**Given information:**
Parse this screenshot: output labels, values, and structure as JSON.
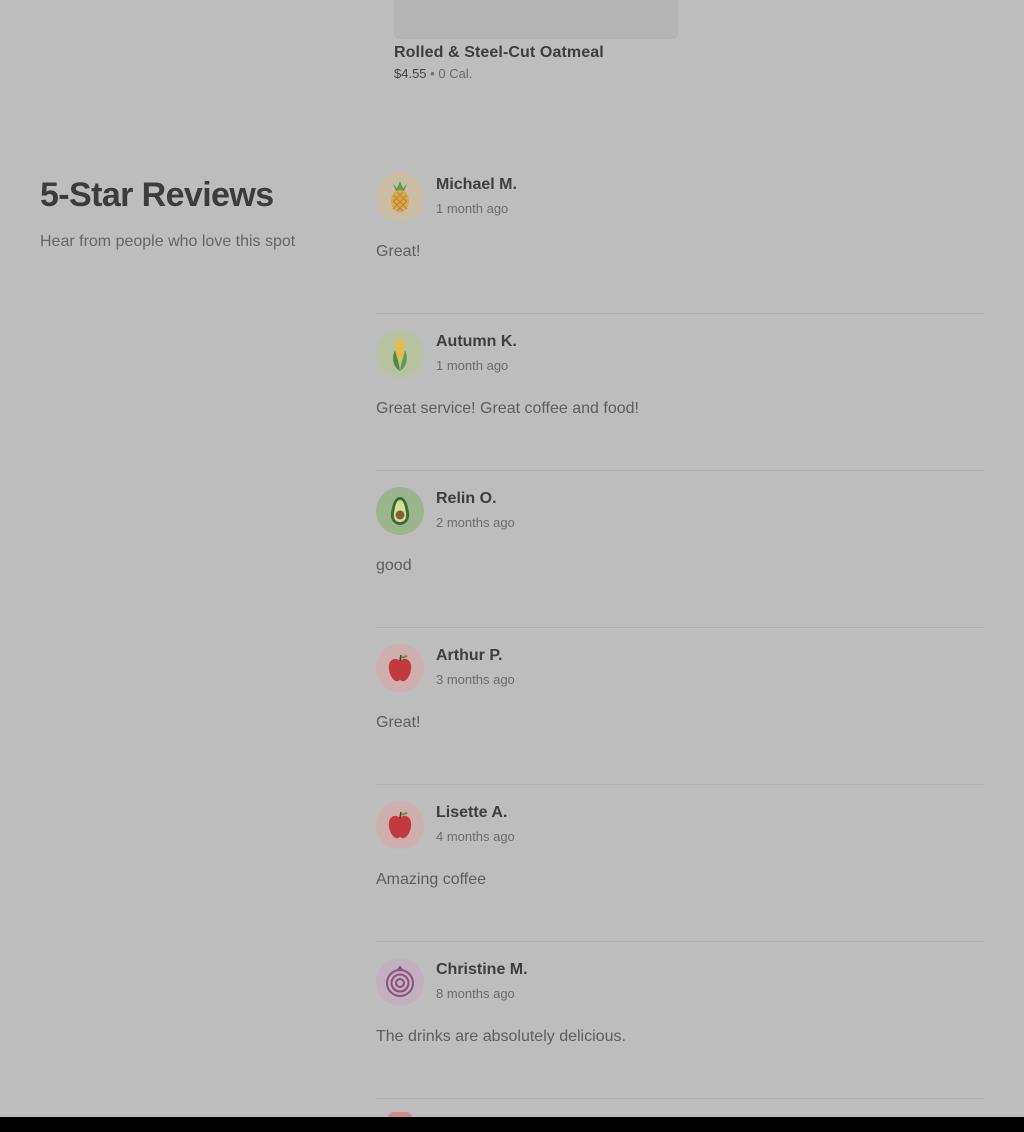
{
  "menu_item": {
    "name": "Rolled & Steel-Cut Oatmeal",
    "price": "$4.55",
    "separator": "•",
    "calories": "0 Cal."
  },
  "reviews_section": {
    "title": "5-Star Reviews",
    "subtitle": "Hear from people who love this spot"
  },
  "reviews": [
    {
      "name": "Michael M.",
      "date": "1 month ago",
      "text": "Great!",
      "avatar_icon": "pineapple-icon"
    },
    {
      "name": "Autumn K.",
      "date": "1 month ago",
      "text": "Great service! Great coffee and food!",
      "avatar_icon": "corn-icon"
    },
    {
      "name": "Relin O.",
      "date": "2 months ago",
      "text": "good",
      "avatar_icon": "avocado-icon"
    },
    {
      "name": "Arthur P.",
      "date": "3 months ago",
      "text": "Great!",
      "avatar_icon": "apple-icon"
    },
    {
      "name": "Lisette A.",
      "date": "4 months ago",
      "text": "Amazing coffee",
      "avatar_icon": "apple-icon"
    },
    {
      "name": "Christine M.",
      "date": "8 months ago",
      "text": "The drinks are absolutely delicious.",
      "avatar_icon": "onion-icon"
    }
  ],
  "colors": {
    "overlay_background": "#bdbdbd",
    "heading_text": "#3c3c3c",
    "secondary_text": "#666666",
    "divider": "#b0b0b0"
  }
}
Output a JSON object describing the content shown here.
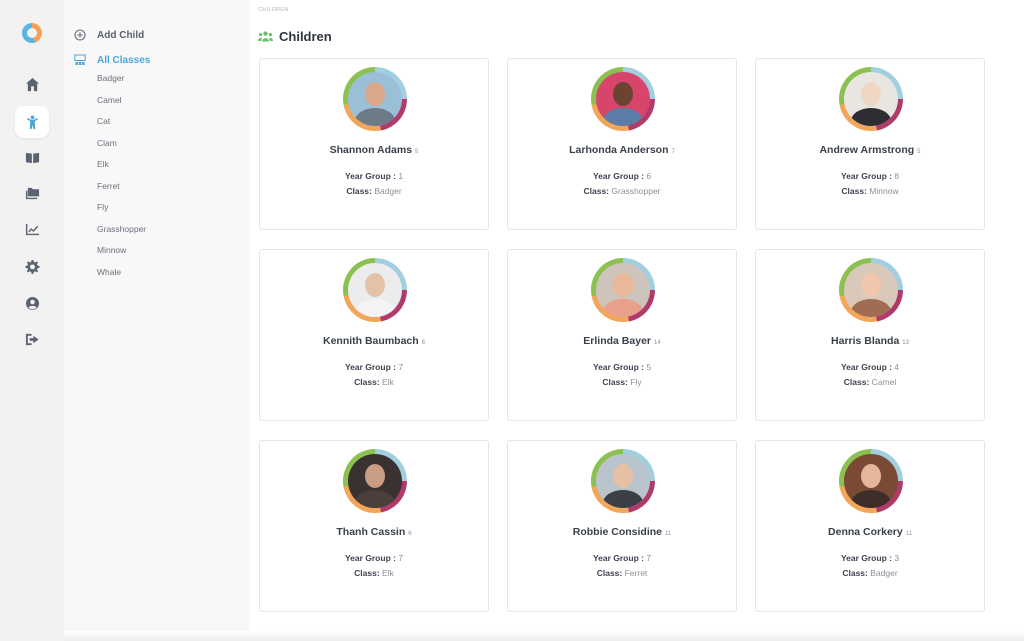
{
  "nav": {
    "logo": "app-logo",
    "items": [
      {
        "icon": "home-icon",
        "active": false
      },
      {
        "icon": "child-icon",
        "active": true
      },
      {
        "icon": "book-icon",
        "active": false
      },
      {
        "icon": "folders-icon",
        "active": false
      },
      {
        "icon": "chart-icon",
        "active": false
      },
      {
        "icon": "gear-icon",
        "active": false
      },
      {
        "icon": "user-circle-icon",
        "active": false
      },
      {
        "icon": "logout-icon",
        "active": false
      }
    ]
  },
  "subnav": {
    "add_child": "Add Child",
    "all_classes": "All Classes",
    "classes": [
      "Badger",
      "Camel",
      "Cat",
      "Clam",
      "Elk",
      "Ferret",
      "Fly",
      "Grasshopper",
      "Minnow",
      "Whale"
    ]
  },
  "breadcrumb": "CHILDREN",
  "page_title": "Children",
  "labels": {
    "year_group": "Year Group :",
    "class": "Class:"
  },
  "colors": {
    "accent": "#4aa8d8",
    "title_icon": "#6cbf6a",
    "ring": [
      "#a1cfe0",
      "#b03a6a",
      "#f2a65a",
      "#8cc152"
    ]
  },
  "children": [
    {
      "name": "Shannon Adams",
      "age": "5",
      "year_group": "1",
      "class": "Badger"
    },
    {
      "name": "Larhonda Anderson",
      "age": "7",
      "year_group": "6",
      "class": "Grasshopper"
    },
    {
      "name": "Andrew Armstrong",
      "age": "5",
      "year_group": "8",
      "class": "Minnow"
    },
    {
      "name": "Kennith Baumbach",
      "age": "6",
      "year_group": "7",
      "class": "Elk"
    },
    {
      "name": "Erlinda Bayer",
      "age": "14",
      "year_group": "5",
      "class": "Fly"
    },
    {
      "name": "Harris Blanda",
      "age": "13",
      "year_group": "4",
      "class": "Camel"
    },
    {
      "name": "Thanh Cassin",
      "age": "6",
      "year_group": "7",
      "class": "Elk"
    },
    {
      "name": "Robbie Considine",
      "age": "11",
      "year_group": "7",
      "class": "Ferret"
    },
    {
      "name": "Denna Corkery",
      "age": "11",
      "year_group": "3",
      "class": "Badger"
    }
  ]
}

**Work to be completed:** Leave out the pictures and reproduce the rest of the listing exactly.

**Response:**
Parse this screenshot: output labels, values, and structure as JSON.
{
  "menu_item": {
    "name": "Rolled & Steel-Cut Oatmeal",
    "price": "$4.55",
    "separator": "•",
    "calories": "0 Cal."
  },
  "reviews_section": {
    "title": "5-Star Reviews",
    "subtitle": "Hear from people who love this spot"
  },
  "reviews": [
    {
      "name": "Michael M.",
      "date": "1 month ago",
      "text": "Great!",
      "avatar_icon": "pineapple-icon"
    },
    {
      "name": "Autumn K.",
      "date": "1 month ago",
      "text": "Great service! Great coffee and food!",
      "avatar_icon": "corn-icon"
    },
    {
      "name": "Relin O.",
      "date": "2 months ago",
      "text": "good",
      "avatar_icon": "avocado-icon"
    },
    {
      "name": "Arthur P.",
      "date": "3 months ago",
      "text": "Great!",
      "avatar_icon": "apple-icon"
    },
    {
      "name": "Lisette A.",
      "date": "4 months ago",
      "text": "Amazing coffee",
      "avatar_icon": "apple-icon"
    },
    {
      "name": "Christine M.",
      "date": "8 months ago",
      "text": "The drinks are absolutely delicious.",
      "avatar_icon": "onion-icon"
    }
  ],
  "colors": {
    "overlay_background": "#bdbdbd",
    "heading_text": "#3c3c3c",
    "secondary_text": "#666666",
    "divider": "#b0b0b0"
  }
}
Output a JSON object describing the content shown here.
{
  "nav": {
    "logo": "app-logo",
    "items": [
      {
        "icon": "home-icon",
        "active": false
      },
      {
        "icon": "child-icon",
        "active": true
      },
      {
        "icon": "book-icon",
        "active": false
      },
      {
        "icon": "folders-icon",
        "active": false
      },
      {
        "icon": "chart-icon",
        "active": false
      },
      {
        "icon": "gear-icon",
        "active": false
      },
      {
        "icon": "user-circle-icon",
        "active": false
      },
      {
        "icon": "logout-icon",
        "active": false
      }
    ]
  },
  "subnav": {
    "add_child": "Add Child",
    "all_classes": "All Classes",
    "classes": [
      "Badger",
      "Camel",
      "Cat",
      "Clam",
      "Elk",
      "Ferret",
      "Fly",
      "Grasshopper",
      "Minnow",
      "Whale"
    ]
  },
  "breadcrumb": "CHILDREN",
  "page_title": "Children",
  "labels": {
    "year_group": "Year Group :",
    "class": "Class:"
  },
  "colors": {
    "accent": "#4aa8d8",
    "title_icon": "#6cbf6a",
    "ring": [
      "#a1cfe0",
      "#b03a6a",
      "#f2a65a",
      "#8cc152"
    ]
  },
  "children": [
    {
      "name": "Shannon Adams",
      "age": "5",
      "year_group": "1",
      "class": "Badger"
    },
    {
      "name": "Larhonda Anderson",
      "age": "7",
      "year_group": "6",
      "class": "Grasshopper"
    },
    {
      "name": "Andrew Armstrong",
      "age": "5",
      "year_group": "8",
      "class": "Minnow"
    },
    {
      "name": "Kennith Baumbach",
      "age": "6",
      "year_group": "7",
      "class": "Elk"
    },
    {
      "name": "Erlinda Bayer",
      "age": "14",
      "year_group": "5",
      "class": "Fly"
    },
    {
      "name": "Harris Blanda",
      "age": "13",
      "year_group": "4",
      "class": "Camel"
    },
    {
      "name": "Thanh Cassin",
      "age": "6",
      "year_group": "7",
      "class": "Elk"
    },
    {
      "name": "Robbie Considine",
      "age": "11",
      "year_group": "7",
      "class": "Ferret"
    },
    {
      "name": "Denna Corkery",
      "age": "11",
      "year_group": "3",
      "class": "Badger"
    }
  ]
}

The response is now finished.